> TO DO
Set down every line of the data, unchanged and complete.

[Entries from a dataset of interfaces]
┌──
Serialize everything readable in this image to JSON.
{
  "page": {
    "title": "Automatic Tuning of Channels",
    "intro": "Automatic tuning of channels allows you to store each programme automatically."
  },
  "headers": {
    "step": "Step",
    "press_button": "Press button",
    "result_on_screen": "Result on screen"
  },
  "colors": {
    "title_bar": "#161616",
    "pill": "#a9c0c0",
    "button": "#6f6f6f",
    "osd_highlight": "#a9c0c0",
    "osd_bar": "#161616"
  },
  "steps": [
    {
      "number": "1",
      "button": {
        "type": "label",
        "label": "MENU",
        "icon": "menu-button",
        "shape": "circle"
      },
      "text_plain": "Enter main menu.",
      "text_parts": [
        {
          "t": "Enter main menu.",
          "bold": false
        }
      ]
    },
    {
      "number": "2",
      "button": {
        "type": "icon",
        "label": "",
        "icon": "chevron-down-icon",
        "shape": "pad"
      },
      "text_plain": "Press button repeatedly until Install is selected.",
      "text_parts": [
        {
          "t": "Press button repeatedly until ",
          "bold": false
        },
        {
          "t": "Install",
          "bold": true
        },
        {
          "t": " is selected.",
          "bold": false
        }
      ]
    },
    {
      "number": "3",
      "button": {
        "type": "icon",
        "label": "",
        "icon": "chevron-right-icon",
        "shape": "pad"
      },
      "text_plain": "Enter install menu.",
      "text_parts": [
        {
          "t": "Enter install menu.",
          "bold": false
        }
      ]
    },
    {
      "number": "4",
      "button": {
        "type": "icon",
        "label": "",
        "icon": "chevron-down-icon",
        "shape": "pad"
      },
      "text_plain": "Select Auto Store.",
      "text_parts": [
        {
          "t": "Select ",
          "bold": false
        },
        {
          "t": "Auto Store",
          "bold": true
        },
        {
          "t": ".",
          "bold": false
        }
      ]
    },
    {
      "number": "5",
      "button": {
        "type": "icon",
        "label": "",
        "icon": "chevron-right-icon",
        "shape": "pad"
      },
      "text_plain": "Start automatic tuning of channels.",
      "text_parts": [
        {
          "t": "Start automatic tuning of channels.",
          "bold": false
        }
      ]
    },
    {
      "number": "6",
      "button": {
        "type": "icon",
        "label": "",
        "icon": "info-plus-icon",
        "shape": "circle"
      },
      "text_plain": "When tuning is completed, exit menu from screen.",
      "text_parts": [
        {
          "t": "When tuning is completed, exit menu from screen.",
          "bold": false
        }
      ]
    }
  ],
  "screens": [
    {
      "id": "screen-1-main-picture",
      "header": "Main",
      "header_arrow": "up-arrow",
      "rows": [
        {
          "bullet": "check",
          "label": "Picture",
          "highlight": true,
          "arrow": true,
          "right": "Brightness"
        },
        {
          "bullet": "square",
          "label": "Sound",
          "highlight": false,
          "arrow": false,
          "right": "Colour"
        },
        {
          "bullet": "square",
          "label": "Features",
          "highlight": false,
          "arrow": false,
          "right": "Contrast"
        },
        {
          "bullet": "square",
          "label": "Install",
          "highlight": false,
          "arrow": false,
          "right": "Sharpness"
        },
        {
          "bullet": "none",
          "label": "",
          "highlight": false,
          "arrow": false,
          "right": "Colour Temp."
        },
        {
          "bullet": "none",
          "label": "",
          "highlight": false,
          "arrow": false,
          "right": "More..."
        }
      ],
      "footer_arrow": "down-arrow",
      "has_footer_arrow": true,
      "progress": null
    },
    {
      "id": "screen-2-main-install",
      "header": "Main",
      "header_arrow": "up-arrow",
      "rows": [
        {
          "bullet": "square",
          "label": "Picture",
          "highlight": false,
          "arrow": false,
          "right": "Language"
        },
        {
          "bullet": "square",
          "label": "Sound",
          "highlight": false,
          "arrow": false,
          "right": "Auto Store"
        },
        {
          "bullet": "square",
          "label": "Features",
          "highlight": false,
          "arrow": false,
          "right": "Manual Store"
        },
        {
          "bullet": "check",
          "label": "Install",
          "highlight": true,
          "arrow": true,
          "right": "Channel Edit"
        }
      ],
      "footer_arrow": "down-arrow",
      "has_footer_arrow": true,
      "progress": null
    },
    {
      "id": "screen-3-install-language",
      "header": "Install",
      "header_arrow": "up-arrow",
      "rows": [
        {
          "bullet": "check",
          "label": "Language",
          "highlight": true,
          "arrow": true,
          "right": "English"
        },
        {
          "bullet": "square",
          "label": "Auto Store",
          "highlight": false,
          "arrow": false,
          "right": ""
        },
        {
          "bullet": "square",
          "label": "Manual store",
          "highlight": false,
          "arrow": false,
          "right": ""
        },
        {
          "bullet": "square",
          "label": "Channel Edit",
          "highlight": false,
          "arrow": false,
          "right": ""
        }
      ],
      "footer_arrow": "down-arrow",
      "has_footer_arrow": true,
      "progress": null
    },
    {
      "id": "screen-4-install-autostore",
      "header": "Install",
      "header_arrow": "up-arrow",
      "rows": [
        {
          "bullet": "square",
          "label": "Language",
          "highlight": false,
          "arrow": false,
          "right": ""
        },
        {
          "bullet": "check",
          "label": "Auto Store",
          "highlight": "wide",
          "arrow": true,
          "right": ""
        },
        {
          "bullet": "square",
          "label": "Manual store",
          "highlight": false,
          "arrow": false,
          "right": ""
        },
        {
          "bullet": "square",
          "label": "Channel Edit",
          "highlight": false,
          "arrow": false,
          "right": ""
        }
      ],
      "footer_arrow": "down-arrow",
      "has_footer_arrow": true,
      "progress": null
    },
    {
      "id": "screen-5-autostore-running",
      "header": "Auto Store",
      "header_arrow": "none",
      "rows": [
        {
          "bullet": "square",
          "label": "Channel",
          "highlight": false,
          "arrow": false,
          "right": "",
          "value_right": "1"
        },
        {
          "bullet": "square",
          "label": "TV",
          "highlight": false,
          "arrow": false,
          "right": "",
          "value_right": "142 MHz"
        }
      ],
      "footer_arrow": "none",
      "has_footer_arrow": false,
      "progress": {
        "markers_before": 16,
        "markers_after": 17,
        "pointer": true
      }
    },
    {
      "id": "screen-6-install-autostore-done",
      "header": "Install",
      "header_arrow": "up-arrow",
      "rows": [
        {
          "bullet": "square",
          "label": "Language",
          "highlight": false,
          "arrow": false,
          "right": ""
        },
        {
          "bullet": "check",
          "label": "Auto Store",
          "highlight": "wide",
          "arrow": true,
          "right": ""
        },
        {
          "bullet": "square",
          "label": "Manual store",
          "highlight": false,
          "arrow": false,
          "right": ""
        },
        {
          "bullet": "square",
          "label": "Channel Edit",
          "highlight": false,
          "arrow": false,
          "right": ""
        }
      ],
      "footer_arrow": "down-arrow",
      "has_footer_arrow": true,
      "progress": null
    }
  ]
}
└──
> SOLUTION BELOW
Serialize everything readable in this image to JSON.
{
  "page": {
    "title": "Automatic Tuning of Channels",
    "intro": "Automatic tuning of channels allows you to store each programme automatically."
  },
  "headers": {
    "step": "Step",
    "press_button": "Press button",
    "result_on_screen": "Result on screen"
  },
  "colors": {
    "title_bar": "#161616",
    "pill": "#a9c0c0",
    "button": "#6f6f6f",
    "osd_highlight": "#a9c0c0",
    "osd_bar": "#161616"
  },
  "steps": [
    {
      "number": "1",
      "button": {
        "type": "label",
        "label": "MENU",
        "icon": "menu-button",
        "shape": "circle"
      },
      "text_plain": "Enter main menu.",
      "text_parts": [
        {
          "t": "Enter main menu.",
          "bold": false
        }
      ]
    },
    {
      "number": "2",
      "button": {
        "type": "icon",
        "label": "",
        "icon": "chevron-down-icon",
        "shape": "pad"
      },
      "text_plain": "Press button repeatedly until Install is selected.",
      "text_parts": [
        {
          "t": "Press button repeatedly until ",
          "bold": false
        },
        {
          "t": "Install",
          "bold": true
        },
        {
          "t": " is selected.",
          "bold": false
        }
      ]
    },
    {
      "number": "3",
      "button": {
        "type": "icon",
        "label": "",
        "icon": "chevron-right-icon",
        "shape": "pad"
      },
      "text_plain": "Enter install menu.",
      "text_parts": [
        {
          "t": "Enter install menu.",
          "bold": false
        }
      ]
    },
    {
      "number": "4",
      "button": {
        "type": "icon",
        "label": "",
        "icon": "chevron-down-icon",
        "shape": "pad"
      },
      "text_plain": "Select Auto Store.",
      "text_parts": [
        {
          "t": "Select ",
          "bold": false
        },
        {
          "t": "Auto Store",
          "bold": true
        },
        {
          "t": ".",
          "bold": false
        }
      ]
    },
    {
      "number": "5",
      "button": {
        "type": "icon",
        "label": "",
        "icon": "chevron-right-icon",
        "shape": "pad"
      },
      "text_plain": "Start automatic tuning of channels.",
      "text_parts": [
        {
          "t": "Start automatic tuning of channels.",
          "bold": false
        }
      ]
    },
    {
      "number": "6",
      "button": {
        "type": "icon",
        "label": "",
        "icon": "info-plus-icon",
        "shape": "circle"
      },
      "text_plain": "When tuning is completed, exit menu from screen.",
      "text_parts": [
        {
          "t": "When tuning is completed, exit menu from screen.",
          "bold": false
        }
      ]
    }
  ],
  "screens": [
    {
      "id": "screen-1-main-picture",
      "header": "Main",
      "header_arrow": "up-arrow",
      "rows": [
        {
          "bullet": "check",
          "label": "Picture",
          "highlight": true,
          "arrow": true,
          "right": "Brightness"
        },
        {
          "bullet": "square",
          "label": "Sound",
          "highlight": false,
          "arrow": false,
          "right": "Colour"
        },
        {
          "bullet": "square",
          "label": "Features",
          "highlight": false,
          "arrow": false,
          "right": "Contrast"
        },
        {
          "bullet": "square",
          "label": "Install",
          "highlight": false,
          "arrow": false,
          "right": "Sharpness"
        },
        {
          "bullet": "none",
          "label": "",
          "highlight": false,
          "arrow": false,
          "right": "Colour Temp."
        },
        {
          "bullet": "none",
          "label": "",
          "highlight": false,
          "arrow": false,
          "right": "More..."
        }
      ],
      "footer_arrow": "down-arrow",
      "has_footer_arrow": true,
      "progress": null
    },
    {
      "id": "screen-2-main-install",
      "header": "Main",
      "header_arrow": "up-arrow",
      "rows": [
        {
          "bullet": "square",
          "label": "Picture",
          "highlight": false,
          "arrow": false,
          "right": "Language"
        },
        {
          "bullet": "square",
          "label": "Sound",
          "highlight": false,
          "arrow": false,
          "right": "Auto Store"
        },
        {
          "bullet": "square",
          "label": "Features",
          "highlight": false,
          "arrow": false,
          "right": "Manual Store"
        },
        {
          "bullet": "check",
          "label": "Install",
          "highlight": true,
          "arrow": true,
          "right": "Channel Edit"
        }
      ],
      "footer_arrow": "down-arrow",
      "has_footer_arrow": true,
      "progress": null
    },
    {
      "id": "screen-3-install-language",
      "header": "Install",
      "header_arrow": "up-arrow",
      "rows": [
        {
          "bullet": "check",
          "label": "Language",
          "highlight": true,
          "arrow": true,
          "right": "English"
        },
        {
          "bullet": "square",
          "label": "Auto Store",
          "highlight": false,
          "arrow": false,
          "right": ""
        },
        {
          "bullet": "square",
          "label": "Manual store",
          "highlight": false,
          "arrow": false,
          "right": ""
        },
        {
          "bullet": "square",
          "label": "Channel Edit",
          "highlight": false,
          "arrow": false,
          "right": ""
        }
      ],
      "footer_arrow": "down-arrow",
      "has_footer_arrow": true,
      "progress": null
    },
    {
      "id": "screen-4-install-autostore",
      "header": "Install",
      "header_arrow": "up-arrow",
      "rows": [
        {
          "bullet": "square",
          "label": "Language",
          "highlight": false,
          "arrow": false,
          "right": ""
        },
        {
          "bullet": "check",
          "label": "Auto Store",
          "highlight": "wide",
          "arrow": true,
          "right": ""
        },
        {
          "bullet": "square",
          "label": "Manual store",
          "highlight": false,
          "arrow": false,
          "right": ""
        },
        {
          "bullet": "square",
          "label": "Channel Edit",
          "highlight": false,
          "arrow": false,
          "right": ""
        }
      ],
      "footer_arrow": "down-arrow",
      "has_footer_arrow": true,
      "progress": null
    },
    {
      "id": "screen-5-autostore-running",
      "header": "Auto Store",
      "header_arrow": "none",
      "rows": [
        {
          "bullet": "square",
          "label": "Channel",
          "highlight": false,
          "arrow": false,
          "right": "",
          "value_right": "1"
        },
        {
          "bullet": "square",
          "label": "TV",
          "highlight": false,
          "arrow": false,
          "right": "",
          "value_right": "142 MHz"
        }
      ],
      "footer_arrow": "none",
      "has_footer_arrow": false,
      "progress": {
        "markers_before": 16,
        "markers_after": 17,
        "pointer": true
      }
    },
    {
      "id": "screen-6-install-autostore-done",
      "header": "Install",
      "header_arrow": "up-arrow",
      "rows": [
        {
          "bullet": "square",
          "label": "Language",
          "highlight": false,
          "arrow": false,
          "right": ""
        },
        {
          "bullet": "check",
          "label": "Auto Store",
          "highlight": "wide",
          "arrow": true,
          "right": ""
        },
        {
          "bullet": "square",
          "label": "Manual store",
          "highlight": false,
          "arrow": false,
          "right": ""
        },
        {
          "bullet": "square",
          "label": "Channel Edit",
          "highlight": false,
          "arrow": false,
          "right": ""
        }
      ],
      "footer_arrow": "down-arrow",
      "has_footer_arrow": true,
      "progress": null
    }
  ]
}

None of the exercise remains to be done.